Coutured and made up to seem a younger, taller, lither Davis, Neal reads her early lines with a castrating wit, accompanied by the flinging of an eyebrow for emphasis. Even when lounging in a chaise, she has the animal attentiveness of a cougar stalking her prey. As the dominant Dominique, she begins her relationship with Roark by slashing his face with her riding crop. Soon she is surrendering to his defiance: beating her fists against his chest before locking him in a desperate kiss, twice crumbling to the floor in his presence, begging him to marry her, saying, "I'll cook, I'll wash your clothes, I'll scrub the floor" before he walks out, the stubborn Objectivist icon. So often in Hollywood's post-war dramas, strong women had to crumble in the arms or at the feet of stronger men; their intelligence was seen to mask a neurosis that, to be cured, needed men as their Svengalis. The wonder is that Neal's precocious craft makes Dominique a creature as plausible as she is passionate.
Or, perhaps, no wonder, since Neal was giving the camera a glimpse at her own volcanic feelings. On the set, she had fallen hard for the married Cooper, a quarter-century her senior. "I loved him," she told Osborne in 2004. "I thought he was the most ravishingly beautiful man I had ever seen. And I still think so." She and Cooper had an affair no less intense than the one in The Fountainhead; and Cooper, like Roark, called all the shots. He refused to leave his wife. (His daughter Maria, believing Neal had stolen her father, spat at her. The two women were reconciled much later.) And according to Stephen Michael Shearer's biography, Patricia Neal: An Unquiet Life, Neal became pregnant by Cooper but underwent an abortion at his insistence. Yet, she said, he remained one of the two great loves of her life. The Fountainhead remained a bold statement of Cooper and Neal's forbidden love.
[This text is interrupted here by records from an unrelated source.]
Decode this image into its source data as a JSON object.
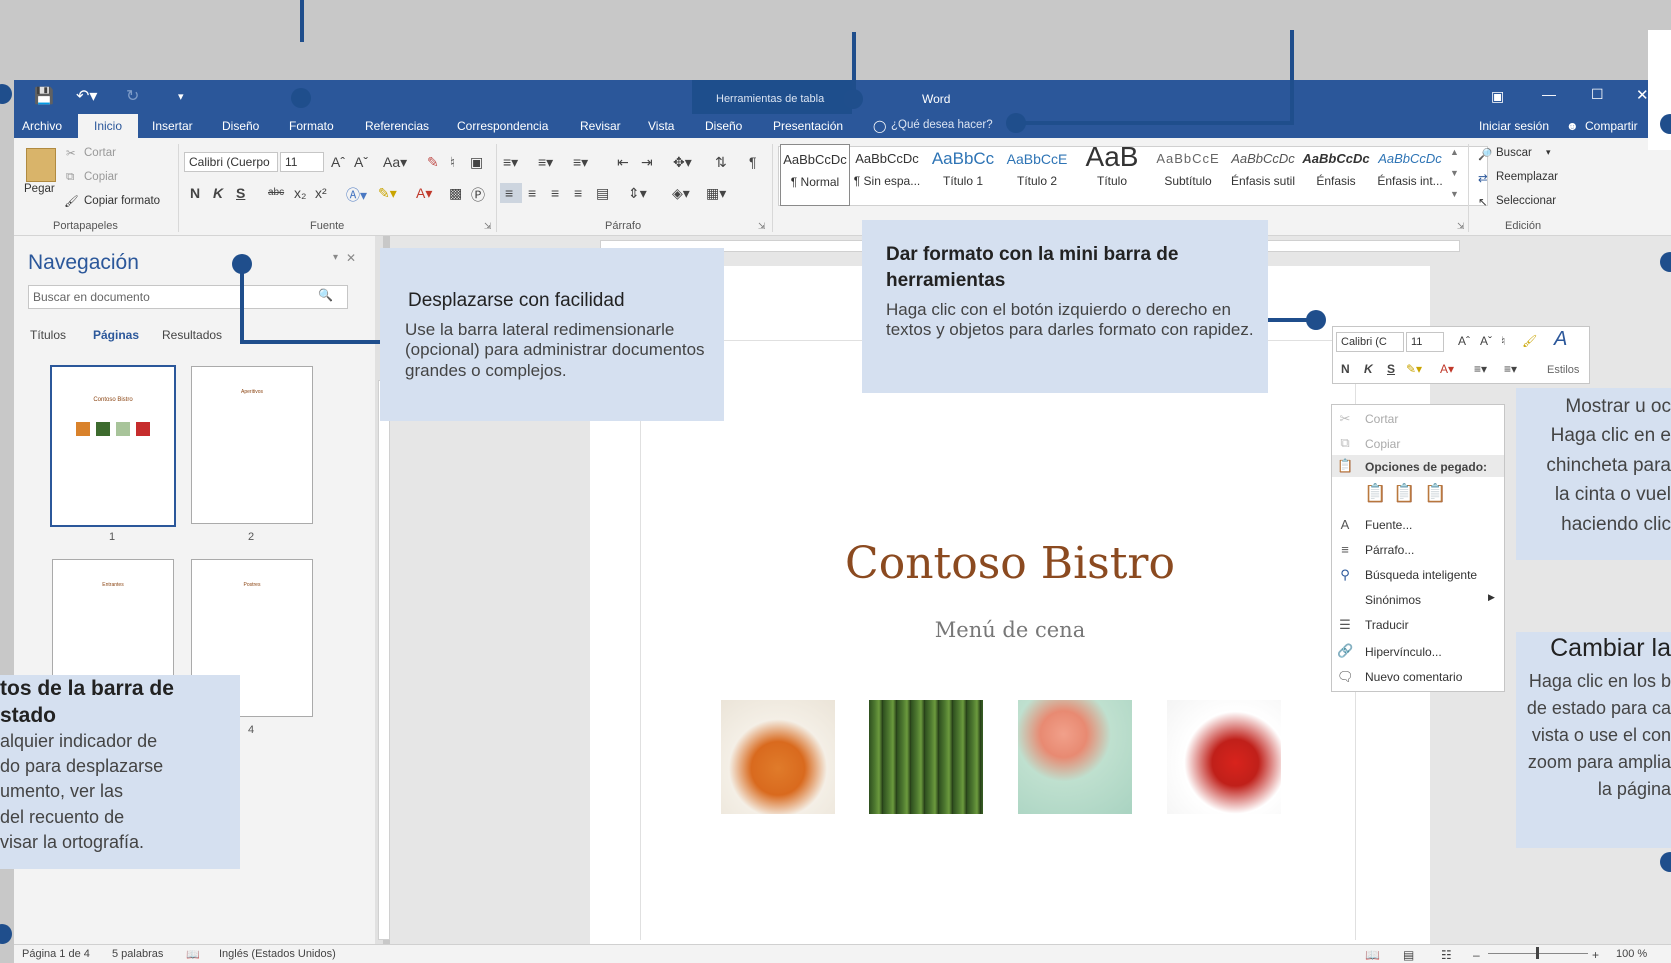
{
  "window": {
    "context_title": "Herramientas de tabla",
    "app_title": "Word",
    "signin": "Iniciar sesión",
    "share": "Compartir",
    "tell_me": "¿Qué desea hacer?"
  },
  "tabs": [
    "Archivo",
    "Inicio",
    "Insertar",
    "Diseño",
    "Formato",
    "Referencias",
    "Correspondencia",
    "Revisar",
    "Vista",
    "Diseño",
    "Presentación"
  ],
  "ribbon": {
    "clipboard": {
      "paste": "Pegar",
      "cut": "Cortar",
      "copy": "Copiar",
      "format_painter": "Copiar formato",
      "group": "Portapapeles"
    },
    "font": {
      "name": "Calibri (Cuerpo",
      "size": "11",
      "group": "Fuente",
      "bold": "N",
      "italic": "K",
      "underline": "S",
      "strike": "abc"
    },
    "paragraph": {
      "group": "Párrafo"
    },
    "styles": [
      {
        "sample": "AaBbCcDc",
        "label": "¶ Normal"
      },
      {
        "sample": "AaBbCcDc",
        "label": "¶ Sin espa..."
      },
      {
        "sample": "AaBbCc",
        "label": "Título 1"
      },
      {
        "sample": "AaBbCcE",
        "label": "Título 2"
      },
      {
        "sample": "AaB",
        "label": "Título"
      },
      {
        "sample": "AaBbCcE",
        "label": "Subtítulo"
      },
      {
        "sample": "AaBbCcDc",
        "label": "Énfasis sutil"
      },
      {
        "sample": "AaBbCcDc",
        "label": "Énfasis"
      },
      {
        "sample": "AaBbCcDc",
        "label": "Énfasis int..."
      }
    ],
    "editing": {
      "find": "Buscar",
      "replace": "Reemplazar",
      "select": "Seleccionar",
      "group": "Edición"
    }
  },
  "nav": {
    "title": "Navegación",
    "search_placeholder": "Buscar en documento",
    "tabs": [
      "Títulos",
      "Páginas",
      "Resultados"
    ],
    "pages": [
      "1",
      "2",
      "4"
    ],
    "thumb_texts": [
      "Contoso Bistro",
      "Aperitivos",
      "Entrantes",
      "Postres"
    ]
  },
  "document": {
    "title": "Contoso Bistro",
    "subtitle": "Menú de cena"
  },
  "mini_toolbar": {
    "font": "Calibri (C",
    "size": "11",
    "styles": "Estilos",
    "bold": "N",
    "italic": "K",
    "underline": "S"
  },
  "context_menu": {
    "cut": "Cortar",
    "copy": "Copiar",
    "paste_options": "Opciones de pegado:",
    "font": "Fuente...",
    "paragraph": "Párrafo...",
    "smart_lookup": "Búsqueda inteligente",
    "synonyms": "Sinónimos",
    "translate": "Traducir",
    "hyperlink": "Hipervínculo...",
    "new_comment": "Nuevo comentario"
  },
  "callouts": {
    "navigate": {
      "title": "Desplazarse con facilidad",
      "text": "Use la barra lateral redimensionarle (opcional) para administrar documentos grandes o complejos."
    },
    "format": {
      "title": "Dar formato con la mini barra de herramientas",
      "text": "Haga clic con el botón izquierdo o derecho en textos y objetos para darles formato con rapidez."
    },
    "status": {
      "title": "tos de la barra de\nstado",
      "text": "alquier indicador de\ndo para desplazarse\numento, ver las\n del recuento de\nvisar la ortografía."
    },
    "ribbon": {
      "text": "Mostrar u oc\nHaga clic en e\nchincheta para\nla cinta o vuel\nhaciendo clic"
    },
    "view": {
      "title": "Cambiar la",
      "text": "Haga clic en los b\nde estado para ca\nvista o use el con\nzoom para amplia\nla página"
    }
  },
  "status": {
    "page": "Página 1 de 4",
    "words": "5 palabras",
    "language": "Inglés (Estados Unidos)",
    "zoom": "100 %"
  }
}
Released from her Warner Bros. contract in 1951, Neal went to 20th Century Fox, where, in The Day the Earth Stood Still, she got to utter the immortal extraterrestrial phrase, "Klaatu Barada Nikto" and co-star with Michael Rennie in one of the first human-alien love stories. But what should have been her prime movie decade was mostly a wash; her one significant mid-'50s role was for director Elia Kazan, as the cynical reporter monitoring the rise of a television despot (Andy Griffith) in Budd Schulberg's A Face in the Crowd.
At that time, Neal had other priorities. While starring on Broadway in a 1952 revival of Hellman's The Children's Hour, she attended a party given by the playwright. There she met the Anglo-Norwegian writer Roald Dahl, just making his name as the author of devilishly clever short stories (and later renowned for the children's books James and the Giant Peach, Charlie and the Chocolate Factory, Fantastic Mr. Fox, Matilda and The Witches). As her dinner-table mate, he annoyed her by ignoring her, and a few days later she turned down his request for a date. But he pursued and married her; eventually they had five children, and stayed together for 30 years, until Dahl confessed to a long-term adulterous affection and Neal said goodbye.